DURHAM, N.C. -- Flaxseed, an edible seed that is rich in omega 3-fatty acids and fiber-related compounds known as lignans, is effective in halting prostate tumor growth, according to a study led by Duke University Medical Center researchers. The seed, which is similar to a sesame seed, may be able to interrupt the chain of events that leads cells to divide irregularly and become cancerous.
"Our previous studies in animals and in humans had shown a correlation between flaxseed supplementation and slowed tumor growth, but the participants in those studies had taken flaxseed in conjunction with a low-fat diet," said Wendy Demark-Wahnefried, Ph.D., a researcher in Duke's School of Nursing and lead investigator on the study. "For this study, we demonstrated that it is flaxseed that primarily offers the protective benefit."
The researchers will present their results on Saturday, June 2, during a news briefing at the annual meeting of the American Society of Clinical Oncology, in Chicago. The multisite study, which was funded by the National Institutes of Health, also involved researchers at the University of Michigan and the University of North Carolina at Chapel Hill.
In the study, the researchers examined the effects of flaxseed supplementation on men who were scheduled to undergo prostatectomy -- surgery for the treatment of prostate cancer. The men took 30 grams of flaxseed daily for an average of 30 days prior to surgery. Once the men's tumors were removed, the researchers looked at tumor cells under a microscope, and were able to determine how quickly the cancer cells had multiplied.

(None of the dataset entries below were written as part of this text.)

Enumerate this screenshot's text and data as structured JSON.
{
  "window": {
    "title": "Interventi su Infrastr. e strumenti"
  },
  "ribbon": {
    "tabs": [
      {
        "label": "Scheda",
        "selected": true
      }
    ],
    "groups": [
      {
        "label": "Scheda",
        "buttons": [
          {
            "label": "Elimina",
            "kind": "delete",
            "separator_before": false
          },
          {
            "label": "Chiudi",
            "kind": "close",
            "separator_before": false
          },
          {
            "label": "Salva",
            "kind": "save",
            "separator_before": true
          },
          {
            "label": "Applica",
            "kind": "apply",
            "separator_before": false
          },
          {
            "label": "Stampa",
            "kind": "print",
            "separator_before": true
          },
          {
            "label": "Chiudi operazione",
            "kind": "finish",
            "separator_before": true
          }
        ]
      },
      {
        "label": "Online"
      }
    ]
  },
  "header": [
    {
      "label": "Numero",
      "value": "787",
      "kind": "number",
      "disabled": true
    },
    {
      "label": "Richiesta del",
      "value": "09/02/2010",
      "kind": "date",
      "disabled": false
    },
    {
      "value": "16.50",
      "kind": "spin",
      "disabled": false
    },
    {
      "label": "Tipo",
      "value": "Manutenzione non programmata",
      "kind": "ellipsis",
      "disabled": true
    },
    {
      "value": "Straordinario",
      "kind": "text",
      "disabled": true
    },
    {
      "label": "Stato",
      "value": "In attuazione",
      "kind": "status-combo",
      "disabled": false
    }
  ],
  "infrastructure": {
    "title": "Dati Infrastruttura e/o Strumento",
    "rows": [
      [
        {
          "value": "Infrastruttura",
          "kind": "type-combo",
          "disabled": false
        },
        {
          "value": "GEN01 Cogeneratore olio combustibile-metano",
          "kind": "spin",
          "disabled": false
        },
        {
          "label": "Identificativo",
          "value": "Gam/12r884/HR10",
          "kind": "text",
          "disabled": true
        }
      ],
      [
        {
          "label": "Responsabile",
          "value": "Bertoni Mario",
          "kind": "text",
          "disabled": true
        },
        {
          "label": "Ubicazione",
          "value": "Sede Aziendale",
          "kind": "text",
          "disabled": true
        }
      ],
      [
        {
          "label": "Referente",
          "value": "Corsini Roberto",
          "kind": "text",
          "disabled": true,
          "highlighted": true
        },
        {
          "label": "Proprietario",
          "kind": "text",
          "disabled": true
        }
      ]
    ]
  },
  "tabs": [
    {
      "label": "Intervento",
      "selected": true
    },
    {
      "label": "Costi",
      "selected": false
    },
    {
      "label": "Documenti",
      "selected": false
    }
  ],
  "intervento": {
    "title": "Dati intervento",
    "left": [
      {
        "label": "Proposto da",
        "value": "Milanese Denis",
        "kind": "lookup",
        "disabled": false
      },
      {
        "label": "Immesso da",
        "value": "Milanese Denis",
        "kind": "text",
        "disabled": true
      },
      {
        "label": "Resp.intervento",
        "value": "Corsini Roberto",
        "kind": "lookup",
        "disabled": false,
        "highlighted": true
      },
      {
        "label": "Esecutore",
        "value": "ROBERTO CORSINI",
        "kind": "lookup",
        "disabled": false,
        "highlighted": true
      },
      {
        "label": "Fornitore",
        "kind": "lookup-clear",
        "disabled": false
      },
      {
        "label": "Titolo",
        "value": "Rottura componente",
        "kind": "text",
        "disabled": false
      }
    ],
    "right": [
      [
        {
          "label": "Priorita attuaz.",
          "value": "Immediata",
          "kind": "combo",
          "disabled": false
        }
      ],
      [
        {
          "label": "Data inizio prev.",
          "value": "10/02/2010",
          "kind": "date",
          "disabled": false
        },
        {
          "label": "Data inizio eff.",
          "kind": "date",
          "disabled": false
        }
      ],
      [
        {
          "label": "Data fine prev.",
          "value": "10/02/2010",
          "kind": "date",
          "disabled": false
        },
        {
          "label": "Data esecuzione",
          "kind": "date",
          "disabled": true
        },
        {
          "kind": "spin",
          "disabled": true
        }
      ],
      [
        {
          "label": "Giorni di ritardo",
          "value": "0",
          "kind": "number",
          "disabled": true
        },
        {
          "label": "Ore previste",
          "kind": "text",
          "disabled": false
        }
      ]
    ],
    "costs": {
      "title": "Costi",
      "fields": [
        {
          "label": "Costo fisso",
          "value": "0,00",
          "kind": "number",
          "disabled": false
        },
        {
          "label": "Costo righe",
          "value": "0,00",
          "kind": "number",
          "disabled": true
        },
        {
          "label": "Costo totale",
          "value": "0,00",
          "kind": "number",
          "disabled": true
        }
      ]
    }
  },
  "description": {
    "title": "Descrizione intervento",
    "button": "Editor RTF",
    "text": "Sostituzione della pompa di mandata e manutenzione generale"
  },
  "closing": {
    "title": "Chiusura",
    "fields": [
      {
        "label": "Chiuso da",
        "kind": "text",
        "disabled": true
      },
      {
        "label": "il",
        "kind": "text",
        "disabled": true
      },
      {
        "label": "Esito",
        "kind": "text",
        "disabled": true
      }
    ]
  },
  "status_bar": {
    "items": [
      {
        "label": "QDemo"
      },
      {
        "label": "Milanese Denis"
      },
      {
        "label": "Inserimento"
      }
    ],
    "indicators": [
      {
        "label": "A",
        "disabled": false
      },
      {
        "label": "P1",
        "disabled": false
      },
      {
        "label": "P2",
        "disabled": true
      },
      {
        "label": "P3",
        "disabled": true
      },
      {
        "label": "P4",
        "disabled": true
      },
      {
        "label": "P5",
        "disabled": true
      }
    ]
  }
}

Men taking flaxseed, either alone or in conjunction with a low-fat diet, were compared to men assigned to just a low-fat diet, as well as to men in a control group, who did not alter or supplement their daily diet. Men in both of the flaxseed groups had the slowest rate of tumor growth, Demark-Wahnefried said. Each group was made up of about
Contact: Lauren Shaftel
Duke University Medical Center